    After you leave for school, I think they'll naturally start to let go, slowly but surely. I think it would be best if you eased off slowly as well. For example, there will be calls very often at first, but slowly reduce the frequency of calls as time goes by. I doubt that your parents are going to want to call you every hour for the next four years. After a while, even they'll find that annoying. Eventually, they'll start learning to adjust. Hopefully they'll start lowering the frequency of calls, but you should take some initiative in that too.

    Good luck!
  • megpmommegpmom Registered User Posts: 3,114 Senior Member
    My last word of advice: Do not sneak around, or lie to your parents. If you get caught doing this, they may re-consider their decision to let you go away to college. Let them know that they can trust you.
  • GranataGranata Registered User Posts: 44 Junior Member
    This reminds me of the movie Dead Poets Society, where the guy's parents are extremely strict.. And then what happens..

    But anyways, tell them how you feel. You are a grown adult now and have every right to do these things. Of course, they just want to protect you, but they should understand that you are intelligent enough to take care of yourself (unless you've already proven them otherwise).
  • collegevettingcollegevetting Registered User Posts: 1,175 Senior Member
    edited May 2014
    I honestly think your parents are making a serious judgment error. The only friends I had who went absolutely bonkers in college (to the point of dropping out) were those with parents so strict that freedom was like a drug to them once they got away. They had no experience to help them make judgment calls about where to draw the line for themselves.

    As for the summer, that is a tough one, since I have a hard time putting myself in your parents' mindset. I have always been convinced it is important to teach even children (which you no longer are) HOW to do things safely, rather than just prohibit it, wherever possible, so they learn judgment skills and just basic life skills. I wonder how your parents think you will be able to judge safe from unsafe people if you are not given any rope to try these skills out? I would think your brother would be the perfect set of training wheels to let you bridge to the college experience, and give you some 'backup' while you learn how to smoothly distance yourself from people you simply don't care to know. It is a skill like any other, and needs to be learned.

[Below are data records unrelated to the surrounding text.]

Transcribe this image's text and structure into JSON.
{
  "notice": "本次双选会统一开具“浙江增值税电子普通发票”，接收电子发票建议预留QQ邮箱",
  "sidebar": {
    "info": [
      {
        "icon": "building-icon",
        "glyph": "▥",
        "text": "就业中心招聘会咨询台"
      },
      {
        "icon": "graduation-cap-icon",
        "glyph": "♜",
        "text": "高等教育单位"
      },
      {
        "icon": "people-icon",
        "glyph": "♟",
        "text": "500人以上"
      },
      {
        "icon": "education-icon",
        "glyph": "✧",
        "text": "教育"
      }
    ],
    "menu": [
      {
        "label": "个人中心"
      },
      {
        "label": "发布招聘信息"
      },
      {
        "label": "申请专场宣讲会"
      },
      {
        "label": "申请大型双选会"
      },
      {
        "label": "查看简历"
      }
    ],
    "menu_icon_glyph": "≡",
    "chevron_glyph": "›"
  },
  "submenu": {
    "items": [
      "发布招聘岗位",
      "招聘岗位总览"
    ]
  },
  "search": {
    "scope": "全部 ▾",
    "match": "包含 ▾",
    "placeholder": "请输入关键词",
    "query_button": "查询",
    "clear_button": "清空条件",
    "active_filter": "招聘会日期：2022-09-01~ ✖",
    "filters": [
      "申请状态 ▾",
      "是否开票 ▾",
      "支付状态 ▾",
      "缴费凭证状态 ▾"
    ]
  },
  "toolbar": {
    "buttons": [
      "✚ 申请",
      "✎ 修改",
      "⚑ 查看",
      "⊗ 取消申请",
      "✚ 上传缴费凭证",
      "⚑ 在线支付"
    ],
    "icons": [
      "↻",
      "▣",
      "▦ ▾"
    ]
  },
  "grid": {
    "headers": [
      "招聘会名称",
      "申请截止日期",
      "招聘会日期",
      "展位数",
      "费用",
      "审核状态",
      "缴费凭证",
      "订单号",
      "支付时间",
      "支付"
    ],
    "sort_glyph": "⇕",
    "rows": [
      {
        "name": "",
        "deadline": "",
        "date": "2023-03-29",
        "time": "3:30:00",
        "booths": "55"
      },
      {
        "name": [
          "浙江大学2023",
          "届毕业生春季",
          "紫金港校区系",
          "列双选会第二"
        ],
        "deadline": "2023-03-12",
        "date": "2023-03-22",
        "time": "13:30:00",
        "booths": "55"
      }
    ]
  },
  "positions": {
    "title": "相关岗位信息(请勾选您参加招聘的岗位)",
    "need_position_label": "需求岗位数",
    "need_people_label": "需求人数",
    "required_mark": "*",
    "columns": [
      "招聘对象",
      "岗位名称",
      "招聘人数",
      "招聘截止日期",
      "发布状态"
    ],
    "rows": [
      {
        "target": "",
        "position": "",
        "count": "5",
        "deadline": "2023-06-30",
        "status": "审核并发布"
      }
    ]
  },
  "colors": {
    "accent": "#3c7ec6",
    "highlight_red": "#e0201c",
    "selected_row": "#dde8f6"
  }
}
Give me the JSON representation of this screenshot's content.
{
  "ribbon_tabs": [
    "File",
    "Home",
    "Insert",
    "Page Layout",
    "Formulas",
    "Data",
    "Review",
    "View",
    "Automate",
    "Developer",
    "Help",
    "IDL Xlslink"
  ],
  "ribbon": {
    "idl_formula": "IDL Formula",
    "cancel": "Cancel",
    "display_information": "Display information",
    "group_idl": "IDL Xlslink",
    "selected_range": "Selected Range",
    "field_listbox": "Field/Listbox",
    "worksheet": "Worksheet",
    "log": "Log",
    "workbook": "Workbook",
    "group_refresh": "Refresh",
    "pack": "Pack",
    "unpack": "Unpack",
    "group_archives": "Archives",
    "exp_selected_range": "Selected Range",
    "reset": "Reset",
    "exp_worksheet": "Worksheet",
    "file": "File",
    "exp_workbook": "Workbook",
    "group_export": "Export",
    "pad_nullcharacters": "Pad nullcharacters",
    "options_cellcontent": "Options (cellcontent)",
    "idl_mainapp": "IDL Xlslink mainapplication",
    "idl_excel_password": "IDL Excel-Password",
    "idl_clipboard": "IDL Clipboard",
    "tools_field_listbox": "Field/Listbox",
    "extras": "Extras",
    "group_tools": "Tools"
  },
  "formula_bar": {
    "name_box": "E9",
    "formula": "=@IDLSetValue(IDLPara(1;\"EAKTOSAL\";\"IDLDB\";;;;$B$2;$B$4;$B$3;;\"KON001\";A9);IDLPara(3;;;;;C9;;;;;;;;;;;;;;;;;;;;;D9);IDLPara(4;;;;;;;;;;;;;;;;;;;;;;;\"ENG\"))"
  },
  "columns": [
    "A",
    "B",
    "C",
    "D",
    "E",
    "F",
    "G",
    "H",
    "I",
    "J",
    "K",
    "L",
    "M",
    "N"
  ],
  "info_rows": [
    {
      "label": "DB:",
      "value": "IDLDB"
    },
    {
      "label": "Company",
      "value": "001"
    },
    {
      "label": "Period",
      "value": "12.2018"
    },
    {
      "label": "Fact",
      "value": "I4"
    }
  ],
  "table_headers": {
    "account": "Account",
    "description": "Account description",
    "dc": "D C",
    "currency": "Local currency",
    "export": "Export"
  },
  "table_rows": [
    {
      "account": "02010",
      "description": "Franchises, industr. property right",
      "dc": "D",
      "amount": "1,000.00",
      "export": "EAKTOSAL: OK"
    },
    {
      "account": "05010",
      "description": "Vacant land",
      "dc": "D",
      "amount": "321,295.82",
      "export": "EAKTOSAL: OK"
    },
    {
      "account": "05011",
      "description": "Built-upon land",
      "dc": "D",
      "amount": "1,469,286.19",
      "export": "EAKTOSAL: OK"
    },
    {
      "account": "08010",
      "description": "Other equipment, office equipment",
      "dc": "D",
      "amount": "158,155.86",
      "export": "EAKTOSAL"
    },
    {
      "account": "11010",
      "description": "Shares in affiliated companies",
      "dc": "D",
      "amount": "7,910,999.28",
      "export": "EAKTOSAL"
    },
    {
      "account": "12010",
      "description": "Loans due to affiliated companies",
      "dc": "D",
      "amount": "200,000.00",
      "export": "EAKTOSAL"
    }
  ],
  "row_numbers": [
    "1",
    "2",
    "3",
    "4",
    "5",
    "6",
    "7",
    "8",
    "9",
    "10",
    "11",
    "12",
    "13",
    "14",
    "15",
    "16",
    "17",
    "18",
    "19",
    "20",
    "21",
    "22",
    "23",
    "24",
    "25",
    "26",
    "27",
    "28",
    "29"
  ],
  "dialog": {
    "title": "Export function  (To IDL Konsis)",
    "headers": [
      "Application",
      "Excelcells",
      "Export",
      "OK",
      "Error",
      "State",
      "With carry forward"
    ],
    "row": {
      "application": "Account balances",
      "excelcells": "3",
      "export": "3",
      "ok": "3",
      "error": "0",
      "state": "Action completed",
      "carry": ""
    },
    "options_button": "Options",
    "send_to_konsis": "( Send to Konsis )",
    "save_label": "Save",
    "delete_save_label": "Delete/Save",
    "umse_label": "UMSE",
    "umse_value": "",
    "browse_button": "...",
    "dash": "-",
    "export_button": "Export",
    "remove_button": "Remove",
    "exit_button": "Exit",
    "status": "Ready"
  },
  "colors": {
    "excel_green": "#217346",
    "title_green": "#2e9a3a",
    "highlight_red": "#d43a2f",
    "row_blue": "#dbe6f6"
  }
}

    I don't know if there is any way you can suggest the benefits of that to them.
This discussion has been closed.